Olaru describes the Karolyis’ obsession with the athletes’ bodies, as they forbade them to eat what they wanted and weighed them every day. If they gained weight, they were put on strict diets for days without eating or drinking water, in addition to being forced to attend sauna and running sessions.
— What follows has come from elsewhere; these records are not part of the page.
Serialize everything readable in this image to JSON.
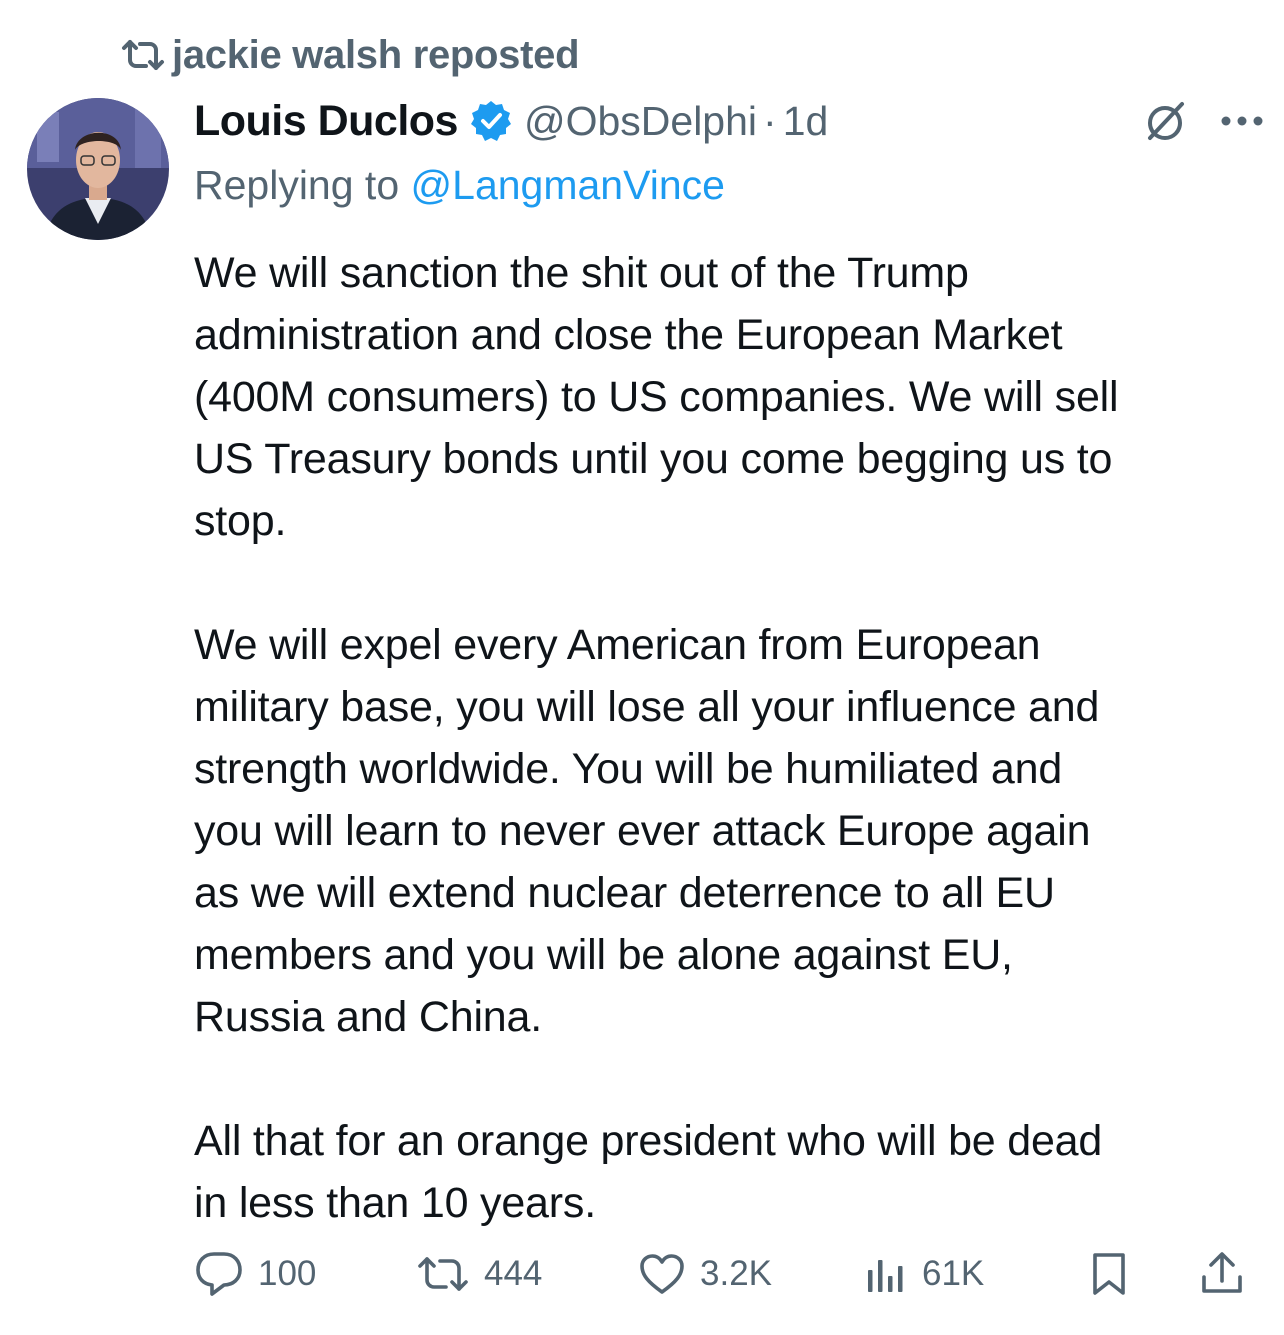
{
  "repost": {
    "label": "jackie walsh reposted"
  },
  "author": {
    "name": "Louis Duclos",
    "handle": "@ObsDelphi",
    "separator": "·",
    "time": "1d"
  },
  "reply": {
    "prefix": "Replying to ",
    "handle": "@LangmanVince"
  },
  "body": {
    "paragraphs": [
      "We will sanction the shit out of the Trump\nadministration and close the European Market\n(400M consumers) to US companies. We will sell\nUS Treasury bonds until you come begging us to\nstop.",
      "We will expel every American from European\nmilitary base, you will lose all your influence and\nstrength worldwide. You will be humiliated and\nyou will learn to never ever attack Europe again\nas we will extend nuclear deterrence to all EU\nmembers and you will be alone against EU,\nRussia and China.",
      "All that for an orange president who will be dead\nin less than 10 years."
    ]
  },
  "actions": {
    "replies": "100",
    "reposts": "444",
    "likes": "3.2K",
    "views": "61K"
  },
  "icons": {
    "repost": "repost-icon",
    "verified": "verified-badge-icon",
    "grok": "grok-icon",
    "more": "more-icon",
    "reply": "reply-icon",
    "like": "heart-icon",
    "views": "views-icon",
    "bookmark": "bookmark-icon",
    "share": "share-icon"
  },
  "colors": {
    "text": "#0f1419",
    "muted": "#536471",
    "link": "#1d9bf0",
    "verified": "#1d9bf0"
  }
}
One of the reports that reveal the cruelty of the coaches on this issue came from the team’s choreographer, Geza Pozsar, a regular informant whose code name was Nelu, who wrote: “Bela is a sadist, because at the table, right in the presence of hungry girls, he eats without a care.”
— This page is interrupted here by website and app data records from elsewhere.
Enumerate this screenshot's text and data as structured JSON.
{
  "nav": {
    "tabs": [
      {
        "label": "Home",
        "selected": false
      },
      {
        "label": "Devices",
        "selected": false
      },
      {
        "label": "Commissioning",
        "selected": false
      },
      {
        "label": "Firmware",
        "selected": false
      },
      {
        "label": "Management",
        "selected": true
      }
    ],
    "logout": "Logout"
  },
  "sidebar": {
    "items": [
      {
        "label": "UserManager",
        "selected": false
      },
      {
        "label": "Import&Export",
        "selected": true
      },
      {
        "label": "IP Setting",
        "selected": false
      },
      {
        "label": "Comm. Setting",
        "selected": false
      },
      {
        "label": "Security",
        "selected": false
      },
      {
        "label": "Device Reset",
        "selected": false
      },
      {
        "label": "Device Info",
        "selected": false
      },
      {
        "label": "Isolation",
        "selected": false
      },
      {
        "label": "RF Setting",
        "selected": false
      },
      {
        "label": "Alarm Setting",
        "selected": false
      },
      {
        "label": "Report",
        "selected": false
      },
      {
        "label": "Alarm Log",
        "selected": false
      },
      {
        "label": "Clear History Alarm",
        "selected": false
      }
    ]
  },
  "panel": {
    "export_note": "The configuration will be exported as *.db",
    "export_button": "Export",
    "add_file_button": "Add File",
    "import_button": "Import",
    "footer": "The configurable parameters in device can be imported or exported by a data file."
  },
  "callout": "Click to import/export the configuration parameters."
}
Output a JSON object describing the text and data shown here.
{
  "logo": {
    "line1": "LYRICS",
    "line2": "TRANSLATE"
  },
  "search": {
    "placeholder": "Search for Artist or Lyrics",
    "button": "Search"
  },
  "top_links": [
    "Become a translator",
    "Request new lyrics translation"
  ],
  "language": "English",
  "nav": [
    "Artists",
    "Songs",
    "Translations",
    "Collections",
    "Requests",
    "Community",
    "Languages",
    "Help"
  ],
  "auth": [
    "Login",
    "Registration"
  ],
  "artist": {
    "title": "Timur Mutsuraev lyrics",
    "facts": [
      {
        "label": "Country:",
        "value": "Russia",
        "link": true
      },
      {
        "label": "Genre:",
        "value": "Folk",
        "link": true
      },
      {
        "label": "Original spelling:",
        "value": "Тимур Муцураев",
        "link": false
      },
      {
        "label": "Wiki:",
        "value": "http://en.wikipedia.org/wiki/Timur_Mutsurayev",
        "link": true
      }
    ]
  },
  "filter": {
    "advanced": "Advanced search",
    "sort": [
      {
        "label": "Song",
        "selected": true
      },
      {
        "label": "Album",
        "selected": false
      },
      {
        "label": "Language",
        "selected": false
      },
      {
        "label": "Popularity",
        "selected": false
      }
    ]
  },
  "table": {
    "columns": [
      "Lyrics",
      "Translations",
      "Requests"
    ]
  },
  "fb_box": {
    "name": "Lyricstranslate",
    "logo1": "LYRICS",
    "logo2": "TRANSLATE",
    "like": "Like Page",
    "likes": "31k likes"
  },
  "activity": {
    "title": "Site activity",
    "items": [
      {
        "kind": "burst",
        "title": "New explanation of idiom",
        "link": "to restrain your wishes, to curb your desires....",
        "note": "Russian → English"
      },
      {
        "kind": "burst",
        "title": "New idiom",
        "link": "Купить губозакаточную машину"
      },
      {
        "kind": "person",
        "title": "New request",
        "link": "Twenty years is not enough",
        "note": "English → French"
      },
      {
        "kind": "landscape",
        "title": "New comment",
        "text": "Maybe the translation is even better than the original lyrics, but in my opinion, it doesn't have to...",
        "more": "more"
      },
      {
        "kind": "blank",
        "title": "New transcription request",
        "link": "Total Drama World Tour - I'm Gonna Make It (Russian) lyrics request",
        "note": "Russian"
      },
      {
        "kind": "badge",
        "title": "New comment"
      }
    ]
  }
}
Although the Securitate and the party leadership were aware of these abuses, no one ordered that the Karolyi couple’s methods be changed, since they continued to win medals for Romania, which competed in gymnastics against its biggest rival, the USSR. Only Comaneci and Ungureanu managed to get the Romanian gymnastics federation to change their coaches in December 1977, but they did not last long, since the young women, who were entering adolescence, were difficult to control.
To this day, Comaneci’s complicated relationship of dependence and hostility with Karolyi remains an unsolved mystery, since she, unlike other gymnasts, never reported the treatment she received from him. She did not break her silence even after fleeing to the United States, the country that Karolyi had defected to in 1981. She has even collaborated with him on several U.S. projects related to sports.
Olaru consulted the medalist, who is currently 61 years old and lives in the United States, to correct any inconsistencies in his book, although she warned him that she would decline any interview on the matter, because she considered that part of her story was closed. Nor did the historian decide to include anything about her numerous romantic relationships, recorded in many Securitate reports: “I analyzed all those documents, but I found that none of them contained any politics. In my opinion, that belongs to Nadia’s private life, and I was not in the place to write about this, nor did I consider it relevant. Of course, many of her boyfriends were important and famous people in Romania at that time.”
However, the gymnast’s supposedly most significant romantic relationship was the one she had with the dictator’s son, Nicu Ceausescu. In the book, Olaru shows how his mother, Elena Ceausescu, was the one who prevented her from traveling to Western countries and who little by little restricted her departure from the country.
–Why didn’t you talk about her relationship with Nicu Ceausescu in the book? This did impact her private life, because it directly affected the control that the Securitate exercised over it.
–I know little about her relationship with him. I only have some testimonies from people who were close to her during those years. I asked her if this relationship had been real, and she denied it. She said they only had a working relationship. But, above all, I did not include any of this because there was no trace of the relationship in the archives either, because the Securitate was not authorized to write anything about the dictator’s family.
–Did they know in Romania that Nadia Comaneci’s life was so complicated?
–Not at all, we didn’t know anything. We were all very surprised when she left. We said, ‘My God, even Nadia left.’ We believed she was a privileged person. It was a sign for us that the end of the regime was near. I also wanted this book to be more than a biography. I wanted to show how difficult it was to be an excellent athlete in a communist country, how political her life was and how difficult it was to become a champion at that time. It was another world.
Sign up for our weekly newsletter to get more English-language news coverage from EL PAÍS USA Edition